▶ [ABOUT THIS EXERCISE]:
What the task requires is an exact printout of the listing below, pictures excluded.

** MATERIAL PROVIDED follows **

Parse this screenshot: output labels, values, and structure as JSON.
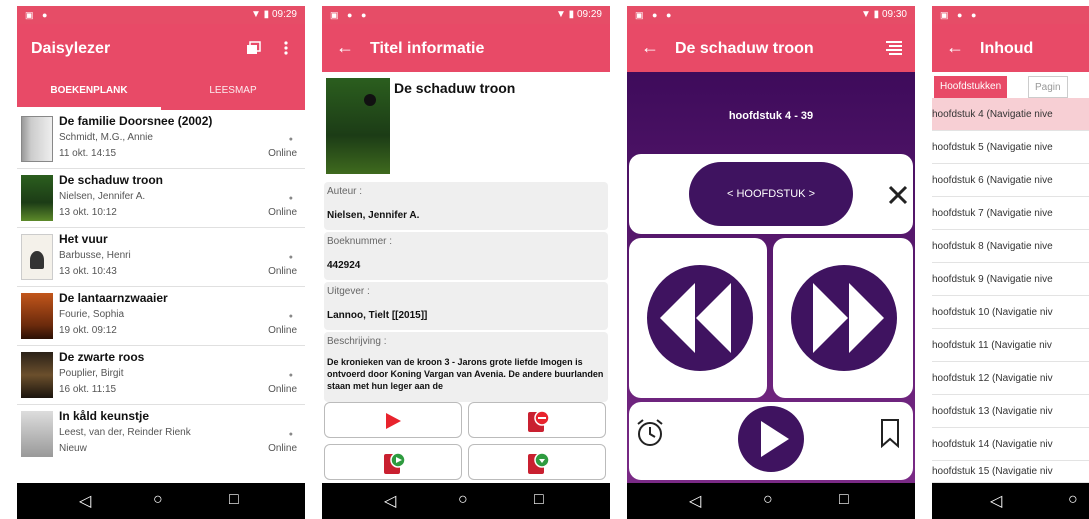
{
  "status": {
    "time1": "09:29",
    "time2": "09:29",
    "time3": "09:30"
  },
  "colors": {
    "accent": "#e84a67",
    "purple": "#3f1360",
    "red": "#e8232d"
  },
  "screen1": {
    "title": "Daisylezer",
    "tabs": [
      "BOEKENPLANK",
      "LEESMAP"
    ],
    "books": [
      {
        "title": "De familie Doorsnee (2002)",
        "author": "Schmidt, M.G., Annie",
        "date": "11 okt. 14:15",
        "status": "Online"
      },
      {
        "title": "De schaduw troon",
        "author": "Nielsen, Jennifer A.",
        "date": "13 okt. 10:12",
        "status": "Online"
      },
      {
        "title": "Het vuur",
        "author": "Barbusse, Henri",
        "date": "13 okt. 10:43",
        "status": "Online"
      },
      {
        "title": "De lantaarnzwaaier",
        "author": "Fourie, Sophia",
        "date": "19 okt. 09:12",
        "status": "Online"
      },
      {
        "title": "De zwarte roos",
        "author": "Pouplier, Birgit",
        "date": "16 okt. 11:15",
        "status": "Online"
      },
      {
        "title": "In kåld keunstje",
        "author": "Leest, van der, Reinder Rienk",
        "date": "Nieuw",
        "status": "Online"
      }
    ]
  },
  "screen2": {
    "title": "Titel informatie",
    "book_title": "De schaduw troon",
    "author_label": "Auteur :",
    "author_value": "Nielsen, Jennifer A.",
    "number_label": "Boeknummer :",
    "number_value": "442924",
    "publisher_label": "Uitgever :",
    "publisher_value": "Lannoo, Tielt [[2015]]",
    "desc_label": "Beschrijving :",
    "desc_value": "De kronieken van de kroon 3 - Jarons grote liefde Imogen is ontvoerd door Koning Vargan van Avenia. De andere buurlanden staan met hun leger aan de"
  },
  "screen3": {
    "title": "De schaduw troon",
    "chapter": "hoofdstuk 4 - 39",
    "nav_label": "< HOOFDSTUK >"
  },
  "screen4": {
    "title": "Inhoud",
    "tabs": [
      "Hoofdstukken",
      "Pagin"
    ],
    "items": [
      "hoofdstuk 4 (Navigatie nive",
      "hoofdstuk 5 (Navigatie nive",
      "hoofdstuk 6 (Navigatie nive",
      "hoofdstuk 7 (Navigatie nive",
      "hoofdstuk 8 (Navigatie nive",
      "hoofdstuk 9 (Navigatie nive",
      "hoofdstuk 10 (Navigatie niv",
      "hoofdstuk 11 (Navigatie niv",
      "hoofdstuk 12 (Navigatie niv",
      "hoofdstuk 13 (Navigatie niv",
      "hoofdstuk 14 (Navigatie niv",
      "hoofdstuk 15 (Navigatie niv"
    ]
  }
}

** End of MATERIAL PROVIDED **

▶ [REPLY]:
Parse this screenshot: output labels, values, and structure as JSON.
{
  "status": {
    "time1": "09:29",
    "time2": "09:29",
    "time3": "09:30"
  },
  "colors": {
    "accent": "#e84a67",
    "purple": "#3f1360",
    "red": "#e8232d"
  },
  "screen1": {
    "title": "Daisylezer",
    "tabs": [
      "BOEKENPLANK",
      "LEESMAP"
    ],
    "books": [
      {
        "title": "De familie Doorsnee (2002)",
        "author": "Schmidt, M.G., Annie",
        "date": "11 okt. 14:15",
        "status": "Online"
      },
      {
        "title": "De schaduw troon",
        "author": "Nielsen, Jennifer A.",
        "date": "13 okt. 10:12",
        "status": "Online"
      },
      {
        "title": "Het vuur",
        "author": "Barbusse, Henri",
        "date": "13 okt. 10:43",
        "status": "Online"
      },
      {
        "title": "De lantaarnzwaaier",
        "author": "Fourie, Sophia",
        "date": "19 okt. 09:12",
        "status": "Online"
      },
      {
        "title": "De zwarte roos",
        "author": "Pouplier, Birgit",
        "date": "16 okt. 11:15",
        "status": "Online"
      },
      {
        "title": "In kåld keunstje",
        "author": "Leest, van der, Reinder Rienk",
        "date": "Nieuw",
        "status": "Online"
      }
    ]
  },
  "screen2": {
    "title": "Titel informatie",
    "book_title": "De schaduw troon",
    "author_label": "Auteur :",
    "author_value": "Nielsen, Jennifer A.",
    "number_label": "Boeknummer :",
    "number_value": "442924",
    "publisher_label": "Uitgever :",
    "publisher_value": "Lannoo, Tielt [[2015]]",
    "desc_label": "Beschrijving :",
    "desc_value": "De kronieken van de kroon 3 - Jarons grote liefde Imogen is ontvoerd door Koning Vargan van Avenia. De andere buurlanden staan met hun leger aan de"
  },
  "screen3": {
    "title": "De schaduw troon",
    "chapter": "hoofdstuk 4 - 39",
    "nav_label": "< HOOFDSTUK >"
  },
  "screen4": {
    "title": "Inhoud",
    "tabs": [
      "Hoofdstukken",
      "Pagin"
    ],
    "items": [
      "hoofdstuk 4 (Navigatie nive",
      "hoofdstuk 5 (Navigatie nive",
      "hoofdstuk 6 (Navigatie nive",
      "hoofdstuk 7 (Navigatie nive",
      "hoofdstuk 8 (Navigatie nive",
      "hoofdstuk 9 (Navigatie nive",
      "hoofdstuk 10 (Navigatie niv",
      "hoofdstuk 11 (Navigatie niv",
      "hoofdstuk 12 (Navigatie niv",
      "hoofdstuk 13 (Navigatie niv",
      "hoofdstuk 14 (Navigatie niv",
      "hoofdstuk 15 (Navigatie niv"
    ]
  }
}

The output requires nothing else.